**Task**.
Write the records out once more, exactly as they appear below.

**Source material**.

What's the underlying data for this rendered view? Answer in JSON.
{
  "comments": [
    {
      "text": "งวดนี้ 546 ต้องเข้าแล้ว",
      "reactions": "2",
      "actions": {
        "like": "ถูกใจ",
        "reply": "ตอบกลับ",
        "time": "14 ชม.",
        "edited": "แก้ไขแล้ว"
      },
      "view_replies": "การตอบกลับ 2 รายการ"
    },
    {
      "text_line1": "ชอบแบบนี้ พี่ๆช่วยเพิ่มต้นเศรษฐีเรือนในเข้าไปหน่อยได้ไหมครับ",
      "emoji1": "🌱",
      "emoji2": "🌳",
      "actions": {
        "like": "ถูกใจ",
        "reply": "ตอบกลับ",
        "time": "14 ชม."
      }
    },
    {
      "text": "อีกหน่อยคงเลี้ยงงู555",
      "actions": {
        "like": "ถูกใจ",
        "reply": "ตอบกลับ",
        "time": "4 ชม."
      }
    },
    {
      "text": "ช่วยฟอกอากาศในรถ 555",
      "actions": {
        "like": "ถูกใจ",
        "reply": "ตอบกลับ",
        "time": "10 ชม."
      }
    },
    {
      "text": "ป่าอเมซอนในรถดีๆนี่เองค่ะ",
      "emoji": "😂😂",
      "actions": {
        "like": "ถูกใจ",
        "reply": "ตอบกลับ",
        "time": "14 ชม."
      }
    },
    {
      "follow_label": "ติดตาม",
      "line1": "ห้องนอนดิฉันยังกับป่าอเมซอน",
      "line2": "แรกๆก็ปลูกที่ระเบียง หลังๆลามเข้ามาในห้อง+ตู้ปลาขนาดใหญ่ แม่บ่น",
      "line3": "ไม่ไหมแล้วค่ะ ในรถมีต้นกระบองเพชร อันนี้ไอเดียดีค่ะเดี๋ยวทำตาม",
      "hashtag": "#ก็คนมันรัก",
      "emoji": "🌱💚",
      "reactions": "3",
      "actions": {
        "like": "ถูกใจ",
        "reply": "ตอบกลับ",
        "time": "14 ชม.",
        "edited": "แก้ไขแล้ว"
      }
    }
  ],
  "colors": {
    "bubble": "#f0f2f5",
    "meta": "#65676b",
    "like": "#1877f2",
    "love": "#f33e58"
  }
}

**Written solution**.
What's the underlying data for this rendered view? Answer in JSON.
{
  "comments": [
    {
      "text": "งวดนี้ 546 ต้องเข้าแล้ว",
      "reactions": "2",
      "actions": {
        "like": "ถูกใจ",
        "reply": "ตอบกลับ",
        "time": "14 ชม.",
        "edited": "แก้ไขแล้ว"
      },
      "view_replies": "การตอบกลับ 2 รายการ"
    },
    {
      "text_line1": "ชอบแบบนี้ พี่ๆช่วยเพิ่มต้นเศรษฐีเรือนในเข้าไปหน่อยได้ไหมครับ",
      "emoji1": "🌱",
      "emoji2": "🌳",
      "actions": {
        "like": "ถูกใจ",
        "reply": "ตอบกลับ",
        "time": "14 ชม."
      }
    },
    {
      "text": "อีกหน่อยคงเลี้ยงงู555",
      "actions": {
        "like": "ถูกใจ",
        "reply": "ตอบกลับ",
        "time": "4 ชม."
      }
    },
    {
      "text": "ช่วยฟอกอากาศในรถ 555",
      "actions": {
        "like": "ถูกใจ",
        "reply": "ตอบกลับ",
        "time": "10 ชม."
      }
    },
    {
      "text": "ป่าอเมซอนในรถดีๆนี่เองค่ะ",
      "emoji": "😂😂",
      "actions": {
        "like": "ถูกใจ",
        "reply": "ตอบกลับ",
        "time": "14 ชม."
      }
    },
    {
      "follow_label": "ติดตาม",
      "line1": "ห้องนอนดิฉันยังกับป่าอเมซอน",
      "line2": "แรกๆก็ปลูกที่ระเบียง หลังๆลามเข้ามาในห้อง+ตู้ปลาขนาดใหญ่ แม่บ่น",
      "line3": "ไม่ไหมแล้วค่ะ ในรถมีต้นกระบองเพชร อันนี้ไอเดียดีค่ะเดี๋ยวทำตาม",
      "hashtag": "#ก็คนมันรัก",
      "emoji": "🌱💚",
      "reactions": "3",
      "actions": {
        "like": "ถูกใจ",
        "reply": "ตอบกลับ",
        "time": "14 ชม.",
        "edited": "แก้ไขแล้ว"
      }
    }
  ],
  "colors": {
    "bubble": "#f0f2f5",
    "meta": "#65676b",
    "like": "#1877f2",
    "love": "#f33e58"
  }
}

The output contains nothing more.